Pool: “Take my job and love it.” | Frank pool
My mom used to say, “It’s not what you know, it’s who you know”.
Most of the time, she said it resentfully, because people in relationships get the finer things in life by relying on what today we call “privilege.” It wasn’t until years later that I realized I should have challenged her by asking her what she was doing to help her children get to know the ârightâ people.
Although she had a circle of close friends, neither she nor my father was of the social type. We used to have family, sometimes for the weekend, but the people who got together to party were not part of their world. In fact, if she saw a bunch of cars outside a house, she assumed someone was dead.
Some recent events have reminded me of the people we know.
I returned to substitute teaching. I like it, I’m good at it, and the kids, the staff and I love each other. During the pandemic, the district dramatically increased wages, and that doesn’t hurt.
This fall, I had planned to start another Life Path, hoping to write a different, productive final chapter of my life story, but obstacles have blocked it, so I’m happy to return to the education.
As the start of the school year approached, I was called by the deputy coordinator, desperate to cover a physics class the teacher had left in the summer.
I said I had never even done physics and was not qualified.
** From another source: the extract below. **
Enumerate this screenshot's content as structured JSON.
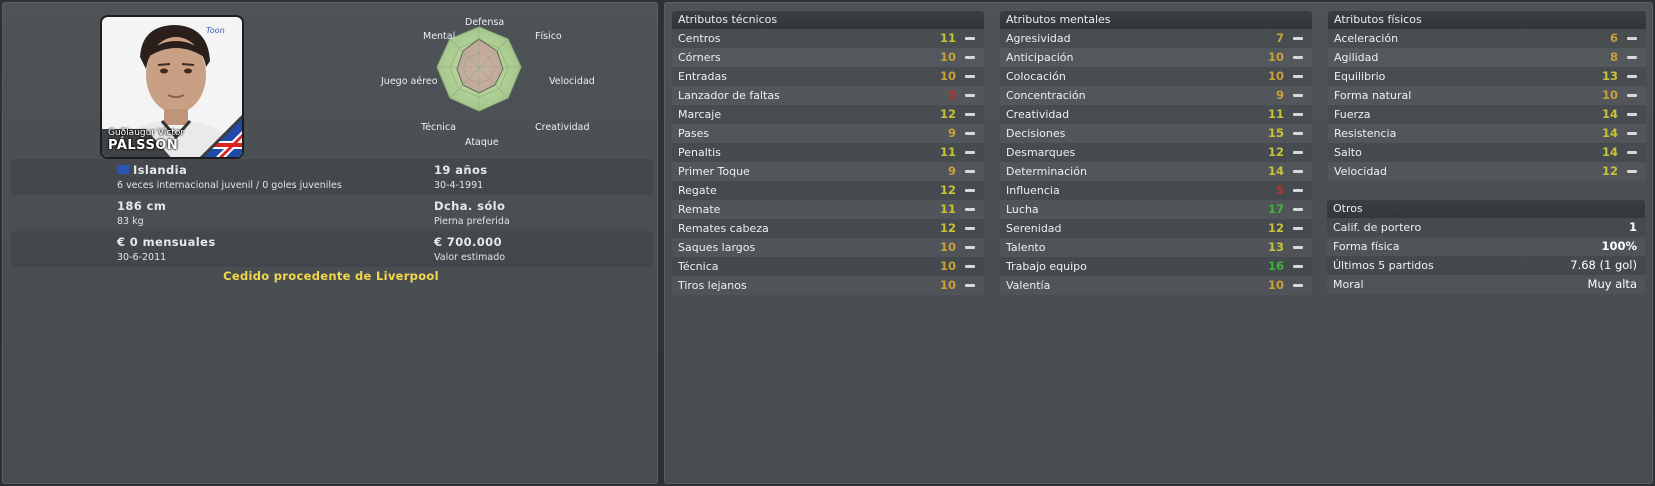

I was assured, in a desperate tone, that I was the most qualified unskilled person they could get while they looked for someone to teach the class.
So I said yes. The school teaches physics to second year students; most high schools wait until the last year. The children are very young and may have done algebra in grade one.
Fortunately for me, the first two chapters were conceptual rather than quantitative. Students have an electronic manual available online with hyperlinks and scientific calculators.
With the precious help of another physics teacher, I also obtained a set of textbooks for those who left their laptops at home. This teacher helped me with ideas and materials until I got a feel for what to do.
I would learn with the kids; it was actually an invigorating challenge. Due to the new rules of the Texas Education Agency, I was limited to 20 days for the mission anyway.
I kept asking them if they were interviewing for a permanent teacher. It’s hard in a place like Austin with all of its tech jobs to find someone willing to teach in high school.
This is the part where âit’s not what you know but who you knowâ came to the rescue.
I’ve known a man for six years, but in the last two we’ve become closer friends. I knew he was going through changes in his life and had quit his tech job.
One night I brainstormed and wrote her an email saying ‘take my job and love it’. I asked if he could be persuaded to teach physics in high school.
He thought about it for a few days and said he was indeed interested. So now he’s applied, goes through alternative certification processes and observes classes at school, including mine, and meets people he will be working with.
The fact that he had a PhD from Stanford did not detract from his candidacy. I hope he is happy and successful. Children deserve a competent teacher.
I think back on Mom’s word, and I realize that knowing the right people is important. I have the privilege of knowing so many good people.
– Frank Thomas Pool is a retired English writer and teacher in Austin. He grew up on Maple Street in Longview and graduated from Longview High School. His column appears Tuesday. Contact him at [email protected]